Task prompt:
Return only those lines of the material that contain "title".

((

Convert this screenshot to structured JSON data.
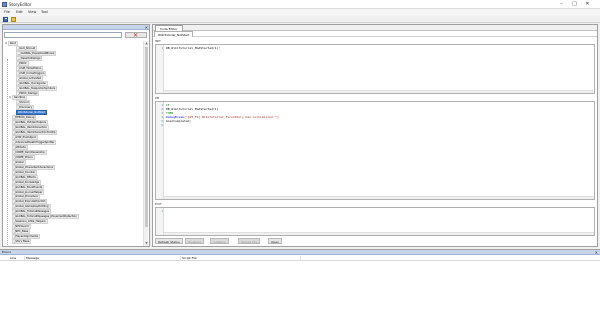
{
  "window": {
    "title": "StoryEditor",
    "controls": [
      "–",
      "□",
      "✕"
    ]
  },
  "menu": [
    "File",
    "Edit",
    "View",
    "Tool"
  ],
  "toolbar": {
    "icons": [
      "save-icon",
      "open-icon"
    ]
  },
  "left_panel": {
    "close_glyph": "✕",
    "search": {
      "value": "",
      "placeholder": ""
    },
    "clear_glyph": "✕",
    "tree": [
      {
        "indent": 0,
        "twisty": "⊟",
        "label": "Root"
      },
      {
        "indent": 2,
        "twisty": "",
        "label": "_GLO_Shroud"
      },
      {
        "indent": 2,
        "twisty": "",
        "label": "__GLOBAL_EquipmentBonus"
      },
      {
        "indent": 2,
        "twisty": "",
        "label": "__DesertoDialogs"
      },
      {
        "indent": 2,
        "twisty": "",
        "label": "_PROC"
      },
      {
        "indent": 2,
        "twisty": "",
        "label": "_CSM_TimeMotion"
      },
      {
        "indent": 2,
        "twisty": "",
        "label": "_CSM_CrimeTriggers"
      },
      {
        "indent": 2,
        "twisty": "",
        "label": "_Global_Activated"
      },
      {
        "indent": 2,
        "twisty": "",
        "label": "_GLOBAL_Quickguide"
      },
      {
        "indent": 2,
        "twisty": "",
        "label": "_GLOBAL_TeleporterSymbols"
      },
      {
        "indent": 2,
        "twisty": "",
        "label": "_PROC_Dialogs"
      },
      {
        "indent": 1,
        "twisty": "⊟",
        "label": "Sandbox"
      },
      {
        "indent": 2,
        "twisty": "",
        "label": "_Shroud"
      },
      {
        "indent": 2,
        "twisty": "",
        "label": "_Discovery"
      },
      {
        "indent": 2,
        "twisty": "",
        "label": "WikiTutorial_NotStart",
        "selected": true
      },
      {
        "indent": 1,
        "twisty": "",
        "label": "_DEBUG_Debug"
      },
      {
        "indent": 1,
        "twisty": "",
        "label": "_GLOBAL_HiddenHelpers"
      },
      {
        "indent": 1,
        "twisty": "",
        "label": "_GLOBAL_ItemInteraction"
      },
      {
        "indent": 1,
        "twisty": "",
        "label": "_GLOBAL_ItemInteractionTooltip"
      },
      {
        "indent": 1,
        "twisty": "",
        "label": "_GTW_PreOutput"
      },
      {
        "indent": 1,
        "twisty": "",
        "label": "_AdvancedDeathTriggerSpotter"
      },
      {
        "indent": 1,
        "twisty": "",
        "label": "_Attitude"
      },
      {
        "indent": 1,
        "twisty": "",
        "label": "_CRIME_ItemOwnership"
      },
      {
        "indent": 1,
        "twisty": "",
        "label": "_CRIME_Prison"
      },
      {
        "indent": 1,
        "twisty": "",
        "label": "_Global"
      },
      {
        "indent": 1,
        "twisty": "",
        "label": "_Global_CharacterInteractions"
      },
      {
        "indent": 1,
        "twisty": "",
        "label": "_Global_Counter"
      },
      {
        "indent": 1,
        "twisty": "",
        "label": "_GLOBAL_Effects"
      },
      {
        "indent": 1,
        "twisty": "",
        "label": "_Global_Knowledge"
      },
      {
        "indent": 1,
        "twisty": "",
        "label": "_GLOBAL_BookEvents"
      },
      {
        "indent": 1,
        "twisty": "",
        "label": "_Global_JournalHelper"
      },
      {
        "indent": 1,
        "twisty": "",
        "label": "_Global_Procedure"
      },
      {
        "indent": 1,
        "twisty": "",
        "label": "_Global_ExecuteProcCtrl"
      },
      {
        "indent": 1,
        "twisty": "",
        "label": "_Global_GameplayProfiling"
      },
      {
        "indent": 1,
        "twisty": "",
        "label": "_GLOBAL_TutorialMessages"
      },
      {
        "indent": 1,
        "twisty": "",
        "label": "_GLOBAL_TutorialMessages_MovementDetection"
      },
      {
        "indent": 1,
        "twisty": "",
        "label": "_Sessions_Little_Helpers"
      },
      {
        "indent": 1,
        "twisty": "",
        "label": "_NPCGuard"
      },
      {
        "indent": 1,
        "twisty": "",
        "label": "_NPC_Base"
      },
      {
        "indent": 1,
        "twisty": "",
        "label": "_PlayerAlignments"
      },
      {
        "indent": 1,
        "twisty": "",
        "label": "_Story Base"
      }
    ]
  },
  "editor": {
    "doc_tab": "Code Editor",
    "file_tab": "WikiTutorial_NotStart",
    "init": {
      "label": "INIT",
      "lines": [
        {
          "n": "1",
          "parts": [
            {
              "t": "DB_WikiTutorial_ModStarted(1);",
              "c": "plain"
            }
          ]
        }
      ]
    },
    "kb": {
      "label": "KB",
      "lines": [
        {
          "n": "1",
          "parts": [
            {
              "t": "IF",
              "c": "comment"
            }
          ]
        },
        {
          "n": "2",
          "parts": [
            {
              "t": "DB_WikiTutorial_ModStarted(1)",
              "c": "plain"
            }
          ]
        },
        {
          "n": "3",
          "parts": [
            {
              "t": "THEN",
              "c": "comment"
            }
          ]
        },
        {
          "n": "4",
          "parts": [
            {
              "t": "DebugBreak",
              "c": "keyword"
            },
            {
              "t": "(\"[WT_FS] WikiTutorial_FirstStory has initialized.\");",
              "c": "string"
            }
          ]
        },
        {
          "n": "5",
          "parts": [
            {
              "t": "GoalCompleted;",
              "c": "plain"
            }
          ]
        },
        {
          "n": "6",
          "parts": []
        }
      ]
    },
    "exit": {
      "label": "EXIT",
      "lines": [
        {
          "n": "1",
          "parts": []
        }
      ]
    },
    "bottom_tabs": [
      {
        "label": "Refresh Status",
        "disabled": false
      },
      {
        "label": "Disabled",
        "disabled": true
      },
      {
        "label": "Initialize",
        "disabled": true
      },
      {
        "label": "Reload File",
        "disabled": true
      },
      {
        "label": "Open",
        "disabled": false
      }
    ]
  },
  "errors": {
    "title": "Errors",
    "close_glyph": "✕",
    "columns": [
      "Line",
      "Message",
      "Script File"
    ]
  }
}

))
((

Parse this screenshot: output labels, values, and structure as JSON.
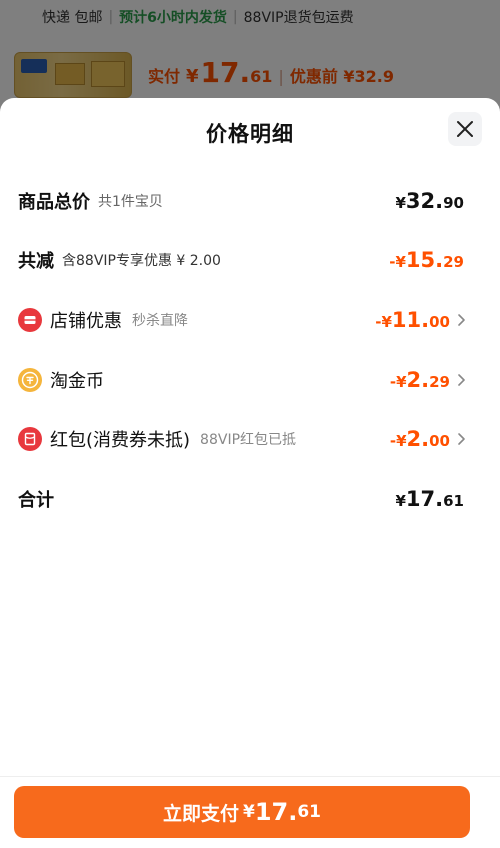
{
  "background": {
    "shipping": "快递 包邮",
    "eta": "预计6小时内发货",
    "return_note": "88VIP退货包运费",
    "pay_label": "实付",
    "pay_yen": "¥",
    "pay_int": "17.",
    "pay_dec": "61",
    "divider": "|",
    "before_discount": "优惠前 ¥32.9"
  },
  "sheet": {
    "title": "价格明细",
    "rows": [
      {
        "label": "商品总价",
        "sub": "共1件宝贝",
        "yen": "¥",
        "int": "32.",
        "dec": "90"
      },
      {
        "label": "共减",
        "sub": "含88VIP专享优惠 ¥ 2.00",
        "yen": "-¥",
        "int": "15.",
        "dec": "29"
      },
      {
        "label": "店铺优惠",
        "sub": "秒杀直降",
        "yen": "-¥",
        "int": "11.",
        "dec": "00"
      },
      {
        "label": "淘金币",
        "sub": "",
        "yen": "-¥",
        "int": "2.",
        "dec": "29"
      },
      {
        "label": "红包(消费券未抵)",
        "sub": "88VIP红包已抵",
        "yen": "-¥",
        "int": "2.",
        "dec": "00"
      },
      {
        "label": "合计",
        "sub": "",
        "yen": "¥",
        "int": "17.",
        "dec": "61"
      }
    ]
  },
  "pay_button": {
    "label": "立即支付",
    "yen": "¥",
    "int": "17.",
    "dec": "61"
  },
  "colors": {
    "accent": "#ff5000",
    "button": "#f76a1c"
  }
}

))
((

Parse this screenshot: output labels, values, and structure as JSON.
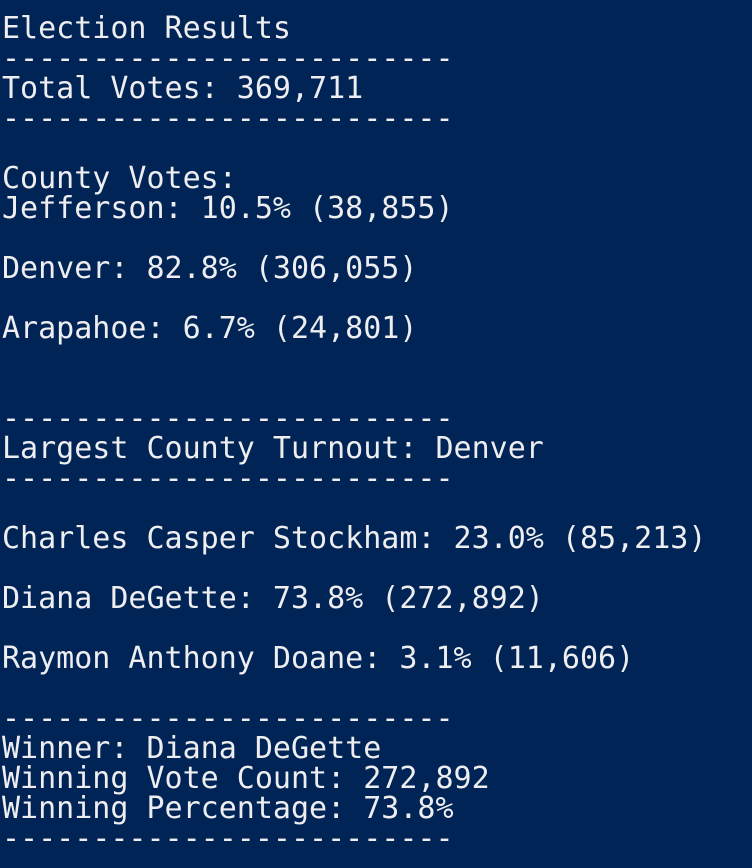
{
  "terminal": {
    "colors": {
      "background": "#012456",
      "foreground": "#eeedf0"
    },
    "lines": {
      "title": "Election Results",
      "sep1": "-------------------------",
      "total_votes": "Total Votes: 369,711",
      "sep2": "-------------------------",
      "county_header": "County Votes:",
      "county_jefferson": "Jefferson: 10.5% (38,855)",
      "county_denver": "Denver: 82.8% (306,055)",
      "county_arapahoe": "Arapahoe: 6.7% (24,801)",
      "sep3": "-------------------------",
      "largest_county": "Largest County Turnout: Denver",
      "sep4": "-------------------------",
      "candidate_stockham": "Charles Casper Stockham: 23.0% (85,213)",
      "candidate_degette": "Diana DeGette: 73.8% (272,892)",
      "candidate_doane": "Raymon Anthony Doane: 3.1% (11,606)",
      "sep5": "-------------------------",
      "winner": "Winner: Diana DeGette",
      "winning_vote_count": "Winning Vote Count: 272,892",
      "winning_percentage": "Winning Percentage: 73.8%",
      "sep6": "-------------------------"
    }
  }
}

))

Exercise answer:
    "title": "StoryEditor",
    "title": "Errors",
    "title": "价格明细",
      "title": "Election Results",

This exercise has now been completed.